___ Working data ___

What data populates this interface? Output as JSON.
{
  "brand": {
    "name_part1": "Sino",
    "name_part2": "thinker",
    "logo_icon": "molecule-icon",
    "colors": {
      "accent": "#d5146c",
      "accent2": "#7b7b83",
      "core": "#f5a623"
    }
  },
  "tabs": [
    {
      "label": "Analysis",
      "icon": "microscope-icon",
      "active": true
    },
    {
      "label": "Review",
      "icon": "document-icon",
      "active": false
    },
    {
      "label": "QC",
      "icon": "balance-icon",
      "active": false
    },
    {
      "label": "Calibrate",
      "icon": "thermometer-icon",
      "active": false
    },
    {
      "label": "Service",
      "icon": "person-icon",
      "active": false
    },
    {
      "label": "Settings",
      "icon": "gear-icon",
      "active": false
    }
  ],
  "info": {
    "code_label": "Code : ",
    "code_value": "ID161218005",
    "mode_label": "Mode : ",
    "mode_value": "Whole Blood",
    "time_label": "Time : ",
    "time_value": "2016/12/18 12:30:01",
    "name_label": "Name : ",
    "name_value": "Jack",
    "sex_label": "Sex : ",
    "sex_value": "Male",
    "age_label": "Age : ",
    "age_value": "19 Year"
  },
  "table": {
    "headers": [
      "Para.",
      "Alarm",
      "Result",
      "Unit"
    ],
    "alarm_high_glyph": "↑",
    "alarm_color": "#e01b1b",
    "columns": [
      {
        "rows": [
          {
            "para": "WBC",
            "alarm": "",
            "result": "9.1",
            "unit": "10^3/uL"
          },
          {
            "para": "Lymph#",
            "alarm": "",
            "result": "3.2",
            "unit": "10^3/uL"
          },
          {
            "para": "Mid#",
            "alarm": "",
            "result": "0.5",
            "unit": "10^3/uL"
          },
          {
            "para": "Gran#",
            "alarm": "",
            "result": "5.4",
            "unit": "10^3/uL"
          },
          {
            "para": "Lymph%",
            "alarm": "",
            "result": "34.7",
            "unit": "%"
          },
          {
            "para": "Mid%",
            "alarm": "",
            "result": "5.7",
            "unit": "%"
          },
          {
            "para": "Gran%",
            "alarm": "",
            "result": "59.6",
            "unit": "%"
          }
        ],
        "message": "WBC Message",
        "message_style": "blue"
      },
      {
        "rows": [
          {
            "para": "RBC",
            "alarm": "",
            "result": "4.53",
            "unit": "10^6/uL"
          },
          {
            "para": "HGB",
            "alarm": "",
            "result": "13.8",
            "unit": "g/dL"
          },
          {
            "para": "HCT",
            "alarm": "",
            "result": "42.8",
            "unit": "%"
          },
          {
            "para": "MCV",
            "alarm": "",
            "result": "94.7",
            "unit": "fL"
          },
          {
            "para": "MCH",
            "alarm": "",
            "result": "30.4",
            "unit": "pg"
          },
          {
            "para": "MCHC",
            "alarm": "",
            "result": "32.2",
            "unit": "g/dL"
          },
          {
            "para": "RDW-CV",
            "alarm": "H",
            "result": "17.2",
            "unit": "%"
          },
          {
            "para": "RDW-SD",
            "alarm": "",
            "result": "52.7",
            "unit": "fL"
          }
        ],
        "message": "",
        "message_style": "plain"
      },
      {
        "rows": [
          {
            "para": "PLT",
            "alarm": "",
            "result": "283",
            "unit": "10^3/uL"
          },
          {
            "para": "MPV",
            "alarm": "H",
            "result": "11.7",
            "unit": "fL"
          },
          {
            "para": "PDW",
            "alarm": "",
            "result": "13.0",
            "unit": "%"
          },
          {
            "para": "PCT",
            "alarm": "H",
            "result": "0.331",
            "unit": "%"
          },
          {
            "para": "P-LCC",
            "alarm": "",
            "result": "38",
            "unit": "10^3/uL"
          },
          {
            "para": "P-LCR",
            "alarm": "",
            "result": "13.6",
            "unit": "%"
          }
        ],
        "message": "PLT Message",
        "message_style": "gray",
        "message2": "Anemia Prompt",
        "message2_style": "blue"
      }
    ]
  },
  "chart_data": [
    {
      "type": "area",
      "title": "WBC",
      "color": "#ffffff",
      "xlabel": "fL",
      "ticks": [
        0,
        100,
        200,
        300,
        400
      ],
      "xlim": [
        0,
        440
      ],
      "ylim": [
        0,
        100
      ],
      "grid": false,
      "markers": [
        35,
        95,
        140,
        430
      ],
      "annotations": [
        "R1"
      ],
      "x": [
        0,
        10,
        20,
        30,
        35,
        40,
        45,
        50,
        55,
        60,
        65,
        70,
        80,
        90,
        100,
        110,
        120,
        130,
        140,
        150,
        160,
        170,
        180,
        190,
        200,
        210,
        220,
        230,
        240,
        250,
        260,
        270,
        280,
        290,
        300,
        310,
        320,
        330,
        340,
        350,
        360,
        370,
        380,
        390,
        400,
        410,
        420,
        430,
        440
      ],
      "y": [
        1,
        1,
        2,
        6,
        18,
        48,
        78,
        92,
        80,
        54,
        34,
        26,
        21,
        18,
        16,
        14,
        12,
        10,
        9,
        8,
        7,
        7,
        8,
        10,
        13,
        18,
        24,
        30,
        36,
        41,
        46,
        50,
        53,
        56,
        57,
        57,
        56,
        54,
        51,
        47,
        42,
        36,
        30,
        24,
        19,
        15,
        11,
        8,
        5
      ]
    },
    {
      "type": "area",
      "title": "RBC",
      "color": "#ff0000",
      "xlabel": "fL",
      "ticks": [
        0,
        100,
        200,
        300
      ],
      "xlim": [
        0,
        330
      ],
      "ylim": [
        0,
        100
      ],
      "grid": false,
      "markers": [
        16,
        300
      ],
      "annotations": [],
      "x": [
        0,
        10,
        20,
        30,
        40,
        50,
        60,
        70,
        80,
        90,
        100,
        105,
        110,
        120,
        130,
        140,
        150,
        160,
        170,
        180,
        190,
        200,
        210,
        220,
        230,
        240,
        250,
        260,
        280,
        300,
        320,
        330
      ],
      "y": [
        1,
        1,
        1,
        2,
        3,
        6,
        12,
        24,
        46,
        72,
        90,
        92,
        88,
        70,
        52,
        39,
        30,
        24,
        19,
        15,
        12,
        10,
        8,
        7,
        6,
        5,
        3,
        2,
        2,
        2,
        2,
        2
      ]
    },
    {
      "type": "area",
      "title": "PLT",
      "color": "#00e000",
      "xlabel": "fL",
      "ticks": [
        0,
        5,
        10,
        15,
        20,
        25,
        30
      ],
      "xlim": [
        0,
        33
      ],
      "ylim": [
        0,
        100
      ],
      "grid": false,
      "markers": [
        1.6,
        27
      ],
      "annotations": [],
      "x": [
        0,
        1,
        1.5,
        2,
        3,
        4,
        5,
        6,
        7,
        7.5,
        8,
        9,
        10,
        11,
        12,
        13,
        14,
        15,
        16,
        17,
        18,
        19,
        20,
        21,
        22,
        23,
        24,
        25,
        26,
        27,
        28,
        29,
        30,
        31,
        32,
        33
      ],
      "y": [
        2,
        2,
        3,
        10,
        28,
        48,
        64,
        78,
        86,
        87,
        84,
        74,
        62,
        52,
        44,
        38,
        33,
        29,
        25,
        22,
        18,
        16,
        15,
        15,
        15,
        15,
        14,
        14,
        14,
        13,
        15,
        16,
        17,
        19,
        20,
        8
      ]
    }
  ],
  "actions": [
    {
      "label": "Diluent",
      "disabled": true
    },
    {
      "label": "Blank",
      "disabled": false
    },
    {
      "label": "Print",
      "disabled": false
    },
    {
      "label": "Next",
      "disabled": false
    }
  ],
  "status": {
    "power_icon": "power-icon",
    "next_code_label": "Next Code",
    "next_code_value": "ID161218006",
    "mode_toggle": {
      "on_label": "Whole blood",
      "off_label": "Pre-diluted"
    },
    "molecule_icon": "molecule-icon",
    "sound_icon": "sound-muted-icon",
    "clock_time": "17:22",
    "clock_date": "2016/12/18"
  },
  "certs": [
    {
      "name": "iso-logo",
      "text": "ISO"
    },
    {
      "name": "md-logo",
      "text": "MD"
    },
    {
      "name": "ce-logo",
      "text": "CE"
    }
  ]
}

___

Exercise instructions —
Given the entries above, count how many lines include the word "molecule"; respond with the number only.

Response box —
2